Evaluation of recycling efforts of aircraft companies in Wichita
Asmatulu, Eylem; Twomey, Janet M.; Overcash, Michael. 2013. Evaluation of recycling efforts of aircraft companies in Wichita. Resources, Conservation and Recycling, vol. 80, November 2013, ppg. 36–45
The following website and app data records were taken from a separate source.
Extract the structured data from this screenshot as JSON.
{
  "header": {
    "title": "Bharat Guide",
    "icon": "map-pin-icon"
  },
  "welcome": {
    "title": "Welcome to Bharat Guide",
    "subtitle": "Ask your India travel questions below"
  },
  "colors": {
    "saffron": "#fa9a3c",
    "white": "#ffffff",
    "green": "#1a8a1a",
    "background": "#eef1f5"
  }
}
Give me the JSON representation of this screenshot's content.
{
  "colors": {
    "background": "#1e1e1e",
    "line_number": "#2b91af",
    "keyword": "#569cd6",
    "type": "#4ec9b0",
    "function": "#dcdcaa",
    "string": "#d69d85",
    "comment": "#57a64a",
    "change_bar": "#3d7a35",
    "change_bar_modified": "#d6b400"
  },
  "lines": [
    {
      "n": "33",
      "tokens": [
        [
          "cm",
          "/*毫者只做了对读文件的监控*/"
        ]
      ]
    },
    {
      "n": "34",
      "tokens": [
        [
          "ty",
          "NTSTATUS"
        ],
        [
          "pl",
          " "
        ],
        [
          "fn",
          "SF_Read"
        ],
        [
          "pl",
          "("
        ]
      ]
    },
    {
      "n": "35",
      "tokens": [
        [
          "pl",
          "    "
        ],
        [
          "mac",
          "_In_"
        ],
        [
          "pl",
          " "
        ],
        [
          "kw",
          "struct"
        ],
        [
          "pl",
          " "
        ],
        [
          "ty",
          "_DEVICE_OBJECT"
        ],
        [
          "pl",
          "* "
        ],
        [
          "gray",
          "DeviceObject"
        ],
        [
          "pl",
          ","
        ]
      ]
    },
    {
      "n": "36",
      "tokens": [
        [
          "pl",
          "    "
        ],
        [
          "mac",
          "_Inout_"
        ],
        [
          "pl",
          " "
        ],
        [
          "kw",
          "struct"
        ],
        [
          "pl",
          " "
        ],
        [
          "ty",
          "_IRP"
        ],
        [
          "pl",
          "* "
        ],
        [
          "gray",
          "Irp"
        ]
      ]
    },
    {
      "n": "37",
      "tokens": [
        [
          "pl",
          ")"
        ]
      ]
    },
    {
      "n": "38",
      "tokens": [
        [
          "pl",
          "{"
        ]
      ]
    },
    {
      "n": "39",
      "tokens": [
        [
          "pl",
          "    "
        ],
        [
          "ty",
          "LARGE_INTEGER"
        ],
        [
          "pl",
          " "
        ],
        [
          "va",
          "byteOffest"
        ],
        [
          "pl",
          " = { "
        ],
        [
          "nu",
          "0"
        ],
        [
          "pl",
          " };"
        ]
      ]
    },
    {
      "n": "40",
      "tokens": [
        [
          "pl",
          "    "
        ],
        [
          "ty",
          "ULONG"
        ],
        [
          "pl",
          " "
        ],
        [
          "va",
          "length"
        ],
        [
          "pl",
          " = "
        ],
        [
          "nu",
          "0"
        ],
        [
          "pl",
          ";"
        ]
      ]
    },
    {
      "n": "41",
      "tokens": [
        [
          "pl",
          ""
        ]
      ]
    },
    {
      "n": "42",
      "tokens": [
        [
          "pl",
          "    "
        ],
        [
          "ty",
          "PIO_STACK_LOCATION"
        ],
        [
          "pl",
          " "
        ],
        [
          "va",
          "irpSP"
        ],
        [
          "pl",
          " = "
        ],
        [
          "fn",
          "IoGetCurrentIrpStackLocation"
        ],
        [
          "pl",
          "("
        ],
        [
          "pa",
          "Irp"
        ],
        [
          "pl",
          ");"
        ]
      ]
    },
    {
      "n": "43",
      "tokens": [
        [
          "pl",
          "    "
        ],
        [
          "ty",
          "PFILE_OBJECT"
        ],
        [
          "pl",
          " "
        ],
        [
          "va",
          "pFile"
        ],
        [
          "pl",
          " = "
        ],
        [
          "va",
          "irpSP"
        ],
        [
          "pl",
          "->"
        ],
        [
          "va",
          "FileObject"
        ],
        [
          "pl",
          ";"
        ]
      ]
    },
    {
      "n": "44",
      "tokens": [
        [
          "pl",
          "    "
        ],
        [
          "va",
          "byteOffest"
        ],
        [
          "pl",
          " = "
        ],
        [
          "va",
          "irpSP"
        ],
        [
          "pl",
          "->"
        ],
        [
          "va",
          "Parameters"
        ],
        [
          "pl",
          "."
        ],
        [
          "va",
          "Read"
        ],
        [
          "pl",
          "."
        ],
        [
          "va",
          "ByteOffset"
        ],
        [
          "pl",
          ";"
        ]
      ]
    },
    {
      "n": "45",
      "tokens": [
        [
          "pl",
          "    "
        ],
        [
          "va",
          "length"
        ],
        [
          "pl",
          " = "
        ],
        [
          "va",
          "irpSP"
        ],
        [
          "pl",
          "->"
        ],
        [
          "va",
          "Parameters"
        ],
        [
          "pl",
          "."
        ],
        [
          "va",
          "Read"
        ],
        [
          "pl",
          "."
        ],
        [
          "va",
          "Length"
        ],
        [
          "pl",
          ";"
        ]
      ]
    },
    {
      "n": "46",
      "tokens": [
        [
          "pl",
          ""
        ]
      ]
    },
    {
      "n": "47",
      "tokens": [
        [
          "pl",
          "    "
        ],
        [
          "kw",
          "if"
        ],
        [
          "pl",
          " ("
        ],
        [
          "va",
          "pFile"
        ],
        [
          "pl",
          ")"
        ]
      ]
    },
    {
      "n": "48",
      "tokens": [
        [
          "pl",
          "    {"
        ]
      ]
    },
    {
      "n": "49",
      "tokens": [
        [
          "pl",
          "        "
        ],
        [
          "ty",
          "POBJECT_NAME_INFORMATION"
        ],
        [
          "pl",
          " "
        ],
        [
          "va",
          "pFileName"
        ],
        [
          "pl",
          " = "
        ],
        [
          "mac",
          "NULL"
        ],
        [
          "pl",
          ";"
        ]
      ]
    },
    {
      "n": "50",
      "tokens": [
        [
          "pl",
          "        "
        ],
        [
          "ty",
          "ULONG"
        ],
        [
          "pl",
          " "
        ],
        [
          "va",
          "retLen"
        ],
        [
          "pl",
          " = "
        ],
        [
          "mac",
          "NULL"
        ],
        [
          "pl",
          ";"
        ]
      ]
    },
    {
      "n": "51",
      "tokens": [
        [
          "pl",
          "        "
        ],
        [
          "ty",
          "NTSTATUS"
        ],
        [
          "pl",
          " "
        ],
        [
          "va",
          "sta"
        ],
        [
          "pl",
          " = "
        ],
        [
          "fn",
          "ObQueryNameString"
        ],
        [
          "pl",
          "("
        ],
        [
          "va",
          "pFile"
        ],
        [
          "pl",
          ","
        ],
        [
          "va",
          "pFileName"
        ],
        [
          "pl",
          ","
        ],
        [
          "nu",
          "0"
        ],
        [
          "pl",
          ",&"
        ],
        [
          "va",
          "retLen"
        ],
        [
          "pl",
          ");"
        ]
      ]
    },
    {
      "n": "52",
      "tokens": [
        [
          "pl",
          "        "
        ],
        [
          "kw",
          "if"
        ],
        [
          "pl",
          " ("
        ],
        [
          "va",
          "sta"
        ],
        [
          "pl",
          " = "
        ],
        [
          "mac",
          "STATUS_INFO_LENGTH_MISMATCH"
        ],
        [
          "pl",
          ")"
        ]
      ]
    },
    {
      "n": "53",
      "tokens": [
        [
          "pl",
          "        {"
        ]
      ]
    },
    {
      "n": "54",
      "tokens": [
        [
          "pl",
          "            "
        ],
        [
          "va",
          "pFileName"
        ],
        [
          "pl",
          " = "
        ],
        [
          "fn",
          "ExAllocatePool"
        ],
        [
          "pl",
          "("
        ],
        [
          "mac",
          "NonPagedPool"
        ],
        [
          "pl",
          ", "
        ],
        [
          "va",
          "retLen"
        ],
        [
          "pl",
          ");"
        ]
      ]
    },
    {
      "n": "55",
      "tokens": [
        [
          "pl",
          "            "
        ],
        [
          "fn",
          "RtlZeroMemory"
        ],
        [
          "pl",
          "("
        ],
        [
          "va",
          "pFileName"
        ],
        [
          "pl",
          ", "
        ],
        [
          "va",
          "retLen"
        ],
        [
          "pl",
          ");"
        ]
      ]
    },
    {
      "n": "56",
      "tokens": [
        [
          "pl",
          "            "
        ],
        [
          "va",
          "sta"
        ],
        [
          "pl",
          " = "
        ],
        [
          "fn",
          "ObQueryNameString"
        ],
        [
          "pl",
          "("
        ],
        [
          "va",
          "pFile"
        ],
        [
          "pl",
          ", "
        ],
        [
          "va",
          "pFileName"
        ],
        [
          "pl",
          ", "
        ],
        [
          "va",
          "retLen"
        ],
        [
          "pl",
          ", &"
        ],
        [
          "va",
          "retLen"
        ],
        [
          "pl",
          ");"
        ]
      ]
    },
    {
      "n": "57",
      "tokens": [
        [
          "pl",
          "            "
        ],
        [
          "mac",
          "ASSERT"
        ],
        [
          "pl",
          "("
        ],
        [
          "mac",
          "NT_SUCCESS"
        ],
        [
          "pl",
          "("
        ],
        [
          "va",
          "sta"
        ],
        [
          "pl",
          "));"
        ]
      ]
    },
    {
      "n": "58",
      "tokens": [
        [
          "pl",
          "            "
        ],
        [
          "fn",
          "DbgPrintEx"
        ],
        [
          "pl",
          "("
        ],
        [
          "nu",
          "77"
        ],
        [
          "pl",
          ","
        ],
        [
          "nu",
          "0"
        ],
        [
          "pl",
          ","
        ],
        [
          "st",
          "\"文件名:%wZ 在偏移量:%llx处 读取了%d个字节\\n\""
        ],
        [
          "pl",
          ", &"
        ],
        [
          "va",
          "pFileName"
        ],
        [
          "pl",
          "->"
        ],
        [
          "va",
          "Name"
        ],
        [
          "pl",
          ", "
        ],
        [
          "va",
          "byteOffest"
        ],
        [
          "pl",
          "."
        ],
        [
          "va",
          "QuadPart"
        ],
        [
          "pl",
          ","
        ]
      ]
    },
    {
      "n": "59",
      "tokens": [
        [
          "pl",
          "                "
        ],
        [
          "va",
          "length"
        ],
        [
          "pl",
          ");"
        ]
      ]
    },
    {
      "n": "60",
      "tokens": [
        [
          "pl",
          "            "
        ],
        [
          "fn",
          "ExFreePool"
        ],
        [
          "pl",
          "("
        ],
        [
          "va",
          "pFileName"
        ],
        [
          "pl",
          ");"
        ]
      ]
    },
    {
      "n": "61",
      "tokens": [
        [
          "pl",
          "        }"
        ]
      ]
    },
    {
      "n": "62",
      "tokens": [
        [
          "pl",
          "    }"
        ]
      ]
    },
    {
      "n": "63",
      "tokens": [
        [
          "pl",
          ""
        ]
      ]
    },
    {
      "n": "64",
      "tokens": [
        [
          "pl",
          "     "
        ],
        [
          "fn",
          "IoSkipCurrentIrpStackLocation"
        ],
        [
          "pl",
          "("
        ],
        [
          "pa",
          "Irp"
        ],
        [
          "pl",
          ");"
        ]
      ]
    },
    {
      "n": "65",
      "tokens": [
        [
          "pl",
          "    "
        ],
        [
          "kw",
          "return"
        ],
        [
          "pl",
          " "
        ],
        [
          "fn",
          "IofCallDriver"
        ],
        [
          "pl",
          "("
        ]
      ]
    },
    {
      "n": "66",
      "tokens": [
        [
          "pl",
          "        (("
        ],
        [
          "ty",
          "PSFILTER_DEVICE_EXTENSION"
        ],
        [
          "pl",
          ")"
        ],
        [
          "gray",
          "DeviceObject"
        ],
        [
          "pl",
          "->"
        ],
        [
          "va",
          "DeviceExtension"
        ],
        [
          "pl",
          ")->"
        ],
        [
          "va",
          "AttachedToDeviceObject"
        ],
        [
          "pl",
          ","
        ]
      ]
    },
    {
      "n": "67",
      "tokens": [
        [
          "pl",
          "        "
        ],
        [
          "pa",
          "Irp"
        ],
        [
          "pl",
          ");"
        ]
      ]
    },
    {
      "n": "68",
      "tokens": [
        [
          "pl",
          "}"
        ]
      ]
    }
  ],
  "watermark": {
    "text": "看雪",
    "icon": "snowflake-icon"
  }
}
The number of manufactured aircraft has been continuously increasing worldwide because of the high demand for airline transportation. During manufacturing, many advanced materials and devices are used to build various sizes and shapes of aircraft. However, most of these materials and devices require considerable energy and labor to produce, so reusing these at any life stage of the aircraft offers many economic and environmental benefits, and is considered lucrative and environmentally responsible. Several recyclable materials—composites, metals and alloys, wires, wood, paper, plastics, electronics, and avionics—emerge as waste streams during the manufacturing of aircraft. Many aircraft companies have been recycling these materials to remanufacture aircraft parts or other products for more sustainable production. In the present study, we evaluated the recycling efforts of local aircraft companies in Wichita, KS. These efforts were considered in terms of recycling efficiency/rate and environmental benefits. These included cradle-to-gate (CTG) life-cycle inventory analysis of the materials, carbon dioxide emissions, virgin material replacement with recycled materials, and natural resources usage. Our findings show that there exists a significant potential for contributions to sustainability as well as environmental and health benefits in the region from recycling by aircraft manufacturing plants.